**EXERCISE DESCRIPTION:** Whatever pictures appear, omit them, and repeat the data below exactly.

Stored data
────────
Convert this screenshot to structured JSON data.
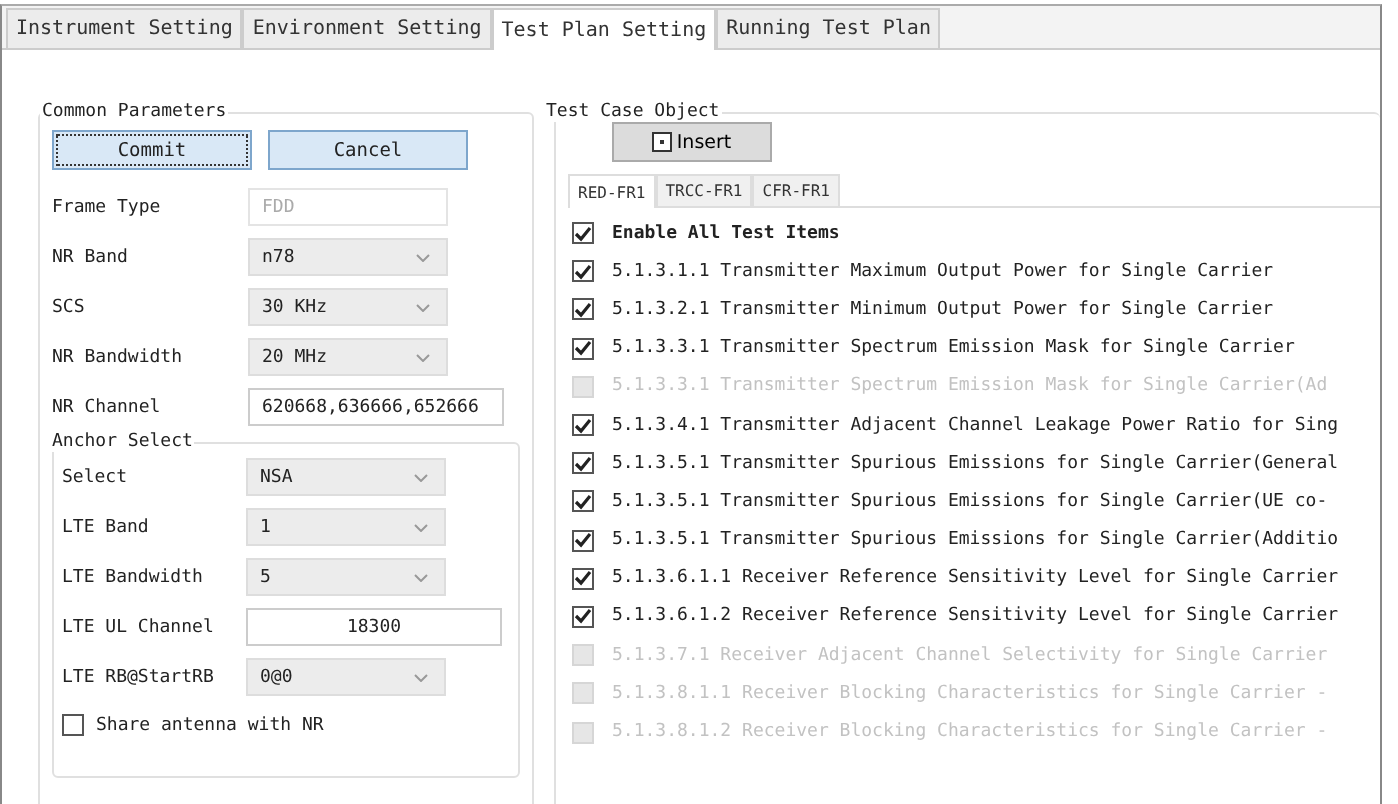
{
  "tabs": [
    {
      "label": "Instrument Setting",
      "selected": false
    },
    {
      "label": "Environment Setting",
      "selected": false
    },
    {
      "label": "Test Plan Setting",
      "selected": true
    },
    {
      "label": "Running Test Plan",
      "selected": false
    }
  ],
  "common_parameters": {
    "title": "Common Parameters",
    "buttons": [
      "Commit",
      "Cancel"
    ],
    "fields": [
      {
        "kind": "text",
        "label": "Frame Type",
        "value": "FDD",
        "disabled": true
      },
      {
        "kind": "dropdown",
        "label": "NR Band",
        "value": "n78",
        "disabled": false
      },
      {
        "kind": "dropdown",
        "label": "SCS",
        "value": "30 KHz",
        "disabled": false
      },
      {
        "kind": "dropdown",
        "label": "NR Bandwidth",
        "value": "20 MHz",
        "disabled": false
      },
      {
        "kind": "text",
        "label": "NR Channel",
        "value": "620668,636666,652666",
        "disabled": false
      }
    ],
    "anchor_select": {
      "title": "Anchor Select",
      "fields": [
        {
          "kind": "dropdown",
          "label": "Select",
          "value": "NSA"
        },
        {
          "kind": "dropdown",
          "label": "LTE Band",
          "value": "1"
        },
        {
          "kind": "dropdown",
          "label": "LTE Bandwidth",
          "value": "5"
        },
        {
          "kind": "text",
          "label": "LTE UL Channel",
          "value": "18300"
        },
        {
          "kind": "dropdown",
          "label": "LTE RB@StartRB",
          "value": "0@0"
        }
      ],
      "share_antenna": {
        "label": "Share antenna with NR",
        "checked": false
      }
    }
  },
  "test_case_object": {
    "title": "Test Case Object",
    "insert_button": "Insert",
    "tabs": [
      {
        "label": "RED-FR1",
        "selected": true
      },
      {
        "label": "TRCC-FR1",
        "selected": false
      },
      {
        "label": "CFR-FR1",
        "selected": false
      }
    ],
    "items": [
      {
        "label": "Enable All Test Items",
        "checked": true,
        "disabled": false,
        "bold": true
      },
      {
        "label": "5.1.3.1.1 Transmitter Maximum Output Power for Single Carrier",
        "checked": true,
        "disabled": false
      },
      {
        "label": "5.1.3.2.1 Transmitter Minimum Output Power for Single Carrier",
        "checked": true,
        "disabled": false
      },
      {
        "label": "5.1.3.3.1 Transmitter Spectrum Emission Mask for Single Carrier",
        "checked": true,
        "disabled": false
      },
      {
        "label": "5.1.3.3.1 Transmitter Spectrum Emission Mask for Single Carrier(Ad",
        "checked": false,
        "disabled": true
      },
      {
        "label": "5.1.3.4.1 Transmitter Adjacent Channel Leakage Power Ratio for Sing",
        "checked": true,
        "disabled": false
      },
      {
        "label": "5.1.3.5.1 Transmitter Spurious Emissions for Single Carrier(General",
        "checked": true,
        "disabled": false
      },
      {
        "label": "5.1.3.5.1 Transmitter Spurious Emissions for Single Carrier(UE co-",
        "checked": true,
        "disabled": false
      },
      {
        "label": "5.1.3.5.1 Transmitter Spurious Emissions for Single Carrier(Additio",
        "checked": true,
        "disabled": false
      },
      {
        "label": "5.1.3.6.1.1 Receiver Reference Sensitivity Level for Single Carrier",
        "checked": true,
        "disabled": false
      },
      {
        "label": "5.1.3.6.1.2 Receiver Reference Sensitivity Level for Single Carrier",
        "checked": true,
        "disabled": false
      },
      {
        "label": "5.1.3.7.1 Receiver Adjacent Channel Selectivity for Single Carrier",
        "checked": false,
        "disabled": true
      },
      {
        "label": "5.1.3.8.1.1 Receiver Blocking Characteristics for Single Carrier -",
        "checked": false,
        "disabled": true
      },
      {
        "label": "5.1.3.8.1.2 Receiver Blocking Characteristics for Single Carrier -",
        "checked": false,
        "disabled": true
      }
    ]
  }
}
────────
**EXERCISE RESPONSE:**
Convert this screenshot to structured JSON data.
{
  "tabs": [
    {
      "label": "Instrument Setting",
      "selected": false
    },
    {
      "label": "Environment Setting",
      "selected": false
    },
    {
      "label": "Test Plan Setting",
      "selected": true
    },
    {
      "label": "Running Test Plan",
      "selected": false
    }
  ],
  "common_parameters": {
    "title": "Common Parameters",
    "buttons": [
      "Commit",
      "Cancel"
    ],
    "fields": [
      {
        "kind": "text",
        "label": "Frame Type",
        "value": "FDD",
        "disabled": true
      },
      {
        "kind": "dropdown",
        "label": "NR Band",
        "value": "n78",
        "disabled": false
      },
      {
        "kind": "dropdown",
        "label": "SCS",
        "value": "30 KHz",
        "disabled": false
      },
      {
        "kind": "dropdown",
        "label": "NR Bandwidth",
        "value": "20 MHz",
        "disabled": false
      },
      {
        "kind": "text",
        "label": "NR Channel",
        "value": "620668,636666,652666",
        "disabled": false
      }
    ],
    "anchor_select": {
      "title": "Anchor Select",
      "fields": [
        {
          "kind": "dropdown",
          "label": "Select",
          "value": "NSA"
        },
        {
          "kind": "dropdown",
          "label": "LTE Band",
          "value": "1"
        },
        {
          "kind": "dropdown",
          "label": "LTE Bandwidth",
          "value": "5"
        },
        {
          "kind": "text",
          "label": "LTE UL Channel",
          "value": "18300"
        },
        {
          "kind": "dropdown",
          "label": "LTE RB@StartRB",
          "value": "0@0"
        }
      ],
      "share_antenna": {
        "label": "Share antenna with NR",
        "checked": false
      }
    }
  },
  "test_case_object": {
    "title": "Test Case Object",
    "insert_button": "Insert",
    "tabs": [
      {
        "label": "RED-FR1",
        "selected": true
      },
      {
        "label": "TRCC-FR1",
        "selected": false
      },
      {
        "label": "CFR-FR1",
        "selected": false
      }
    ],
    "items": [
      {
        "label": "Enable All Test Items",
        "checked": true,
        "disabled": false,
        "bold": true
      },
      {
        "label": "5.1.3.1.1 Transmitter Maximum Output Power for Single Carrier",
        "checked": true,
        "disabled": false
      },
      {
        "label": "5.1.3.2.1 Transmitter Minimum Output Power for Single Carrier",
        "checked": true,
        "disabled": false
      },
      {
        "label": "5.1.3.3.1 Transmitter Spectrum Emission Mask for Single Carrier",
        "checked": true,
        "disabled": false
      },
      {
        "label": "5.1.3.3.1 Transmitter Spectrum Emission Mask for Single Carrier(Ad",
        "checked": false,
        "disabled": true
      },
      {
        "label": "5.1.3.4.1 Transmitter Adjacent Channel Leakage Power Ratio for Sing",
        "checked": true,
        "disabled": false
      },
      {
        "label": "5.1.3.5.1 Transmitter Spurious Emissions for Single Carrier(General",
        "checked": true,
        "disabled": false
      },
      {
        "label": "5.1.3.5.1 Transmitter Spurious Emissions for Single Carrier(UE co-",
        "checked": true,
        "disabled": false
      },
      {
        "label": "5.1.3.5.1 Transmitter Spurious Emissions for Single Carrier(Additio",
        "checked": true,
        "disabled": false
      },
      {
        "label": "5.1.3.6.1.1 Receiver Reference Sensitivity Level for Single Carrier",
        "checked": true,
        "disabled": false
      },
      {
        "label": "5.1.3.6.1.2 Receiver Reference Sensitivity Level for Single Carrier",
        "checked": true,
        "disabled": false
      },
      {
        "label": "5.1.3.7.1 Receiver Adjacent Channel Selectivity for Single Carrier",
        "checked": false,
        "disabled": true
      },
      {
        "label": "5.1.3.8.1.1 Receiver Blocking Characteristics for Single Carrier -",
        "checked": false,
        "disabled": true
      },
      {
        "label": "5.1.3.8.1.2 Receiver Blocking Characteristics for Single Carrier -",
        "checked": false,
        "disabled": true
      }
    ]
  }
}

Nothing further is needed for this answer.